When the grass isn’t greener: Employees say they’re staying put for now

Employees have decided the grass isn’t greener on the other side of the fence, according to WTW; a large majority of U.S. employees are choosing to stick with their current employer, citing pay, job security, health benefits and flexible work arrangements, June 4 research from the firm indicates.

In the survey conducted in the first quarter of the year, 72% of employee respondents said they plan to stay put, marking a major change from 2022, when 53% of employees said they were looking to leave. In addition, only 11% said they were open to offers compared a quarter of those surveyed in 2022. Only 25% reported feeling stuck in their jobs, down from 35% in 2022.

“As employees search for a greater sense of stability, employers are ramping up their core benefits,” Steve Nyce, senior economist and global leader for WTW’s Research and Innovation Center, said in a statement.

“Focus on pay has strengthened, and benefits are meeting the needs of many employees, not just some,” Nyce said. “By continuing to prioritize these factors, employers can build trust, ultimately creating an environment that will drive retention and provide job security.”

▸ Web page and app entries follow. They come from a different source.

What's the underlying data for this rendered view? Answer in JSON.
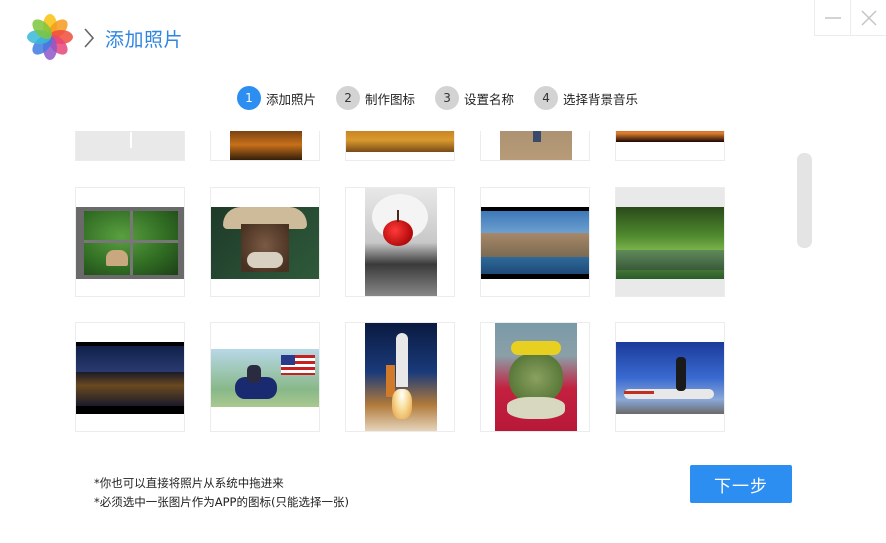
{
  "header": {
    "title": "添加照片",
    "logo_icon": "photos-flower-icon",
    "chevron_icon": "chevron-right-icon"
  },
  "window": {
    "minimize_icon": "minimize-icon",
    "close_icon": "close-icon"
  },
  "steps": [
    {
      "num": "1",
      "label": "添加照片",
      "active": true
    },
    {
      "num": "2",
      "label": "制作图标",
      "active": false
    },
    {
      "num": "3",
      "label": "设置名称",
      "active": false
    },
    {
      "num": "4",
      "label": "选择背景音乐",
      "active": false
    }
  ],
  "photos": [
    {
      "subject": "partial-top-gray"
    },
    {
      "subject": "partial-top-fire"
    },
    {
      "subject": "partial-top-field"
    },
    {
      "subject": "partial-top-people"
    },
    {
      "subject": "partial-top-sunset"
    },
    {
      "subject": "cat-at-window"
    },
    {
      "subject": "old-man-cowboy-hat"
    },
    {
      "subject": "cherry-in-cream"
    },
    {
      "subject": "coastal-town"
    },
    {
      "subject": "forest-river"
    },
    {
      "subject": "canal-night"
    },
    {
      "subject": "motorcycle-flag"
    },
    {
      "subject": "space-shuttle-launch"
    },
    {
      "subject": "frog-cake"
    },
    {
      "subject": "airplane-jump"
    }
  ],
  "footer": {
    "note1": "*你也可以直接将照片从系统中拖进来",
    "note2": "*必须选中一张图片作为APP的图标(只能选择一张)",
    "next_label": "下一步"
  },
  "colors": {
    "accent": "#2b8ef0",
    "title": "#2f86e0",
    "step_inactive": "#d3d3d3"
  }
}
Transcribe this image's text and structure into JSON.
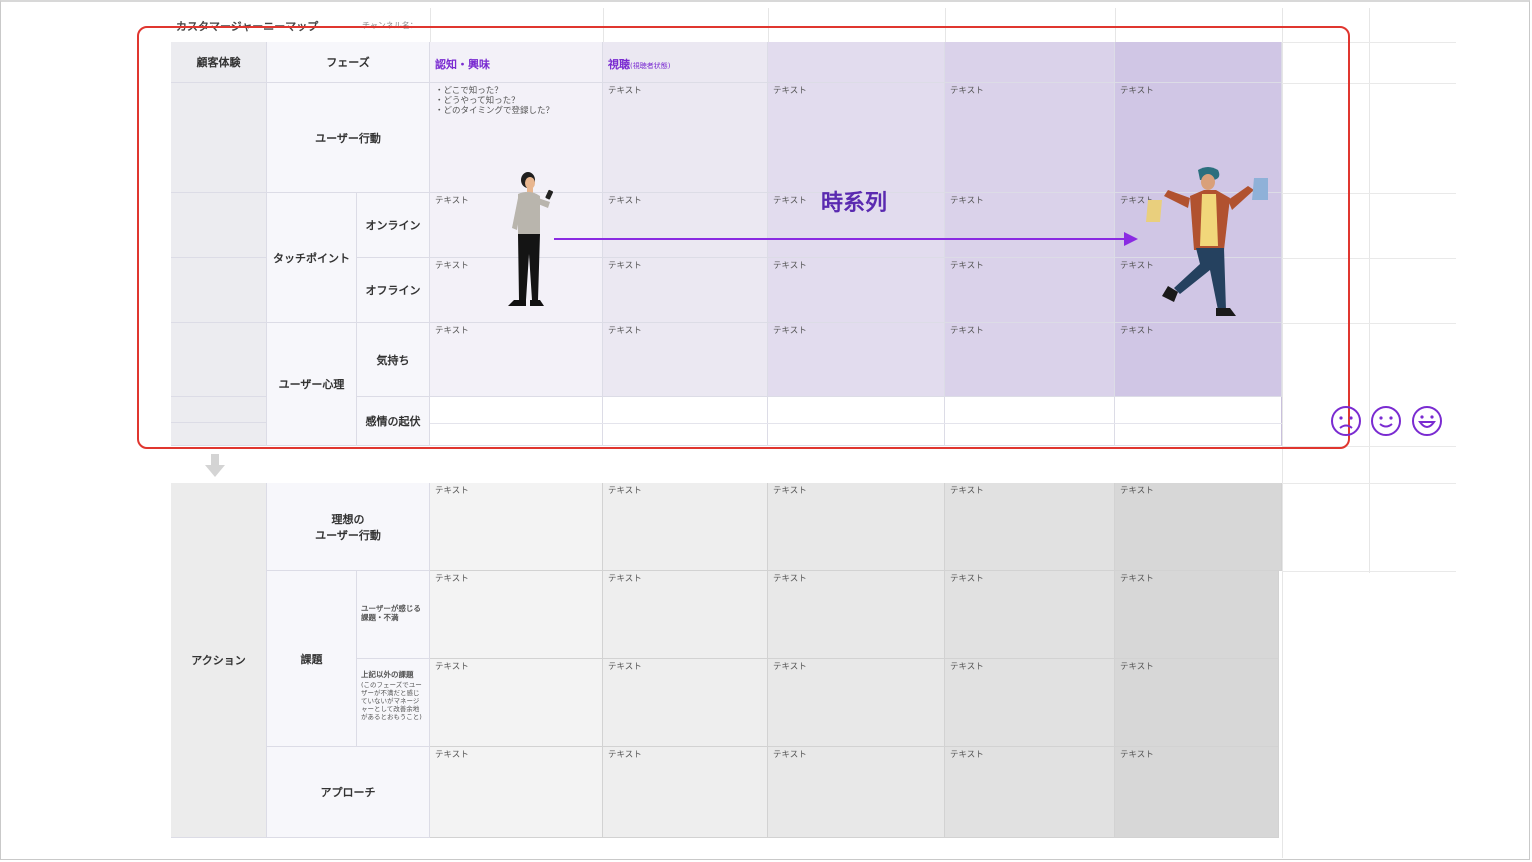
{
  "page": {
    "title": "カスタマージャーニーマップ",
    "channel": "チャンネル名："
  },
  "header": {
    "col1": "顧客体験",
    "col2": "フェーズ"
  },
  "phases": [
    {
      "label": "認知・興味",
      "sub": ""
    },
    {
      "label": "視聴",
      "sub": "(視聴者状態)"
    },
    {
      "label": "",
      "sub": ""
    },
    {
      "label": "",
      "sub": ""
    },
    {
      "label": "",
      "sub": ""
    }
  ],
  "rows": {
    "user_action": "ユーザー行動",
    "touchpoint": "タッチポイント",
    "online": "オンライン",
    "offline": "オフライン",
    "mind": "ユーザー心理",
    "feeling": "気持ち",
    "emotion": "感情の起伏",
    "action": "アクション",
    "ideal": "理想の\nユーザー行動",
    "issue": "課題",
    "issue_user": "ユーザーが感じる課題・不満",
    "issue_other_title": "上記以外の課題",
    "issue_other_note": "(このフェーズでユーザーが不満だと感じていないがマネージャーとして改善余地があるとおもうこと)",
    "approach": "アプローチ"
  },
  "cells": {
    "first_user_action": "・どこで知った？\n・どうやって知った？\n・どのタイミングで登録した？",
    "placeholder": "テキスト"
  },
  "annotation": {
    "timeline": "時系列"
  },
  "icons": [
    "sad-face-icon",
    "smile-face-icon",
    "grin-face-icon",
    "down-arrow-icon"
  ],
  "colors": {
    "accent": "#7a2bd1",
    "highlight_border": "#e0362f",
    "phase_bg": [
      "#f3f1f8",
      "#ebe8f2",
      "#e2dcee",
      "#dad2ea",
      "#d0c6e5"
    ],
    "action_bg": [
      "#f3f3f3",
      "#eeeeee",
      "#e8e8e8",
      "#e1e1e1",
      "#d7d7d7"
    ]
  }
}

In the survey of 10,000 U.S. employees at medium and large private sector companies, the motivations for staying or leaving remained the same as in 2022. Pay continues to drive attraction and retention, with 56% of employees saying they might consider another job for better pay; they said they’d need at least a 10% increase to do so, however.

Benefits also play a major role in attraction and retention, according to the report. Nearly half of employees said they chose their current employer due to the benefits package, and 54% said they’ve remained with their employer for the same reason. 

About 40% said they’d leave their employer for better benefits elsewhere, even without a change in salary. But among those who said their benefits package meets their needs, 82% intend to stay with their employer.

The findings mirror a 26% year-over-year decline in attrition rates seen in LinkedIn data since April 2023. Employers should use this time to strengthen retention and build talent pipelines in case the trend reverses, LinkedIn leaders have recommended.

At the same time, HR leaders have reported waning expectations around retention and employee engagement for 2024, according to a report from The Conference Board. In response, most CHROs said their main human capital management priorities include employee experience, organizational culture and development of leadership and workforce capabilities.

Learning and development opportunities could be useful as well. Workers have reported feeling stagnant, replaceable and without internal mobility, according to survey results from the University of Phoenix Career Institute. Nearly three-quarters of workers said they need to learn new skills to stay ahead in their career, and about two-thirds said they’d be more likely to stay with a company that offered ways to upskill, reskill and apply new skills.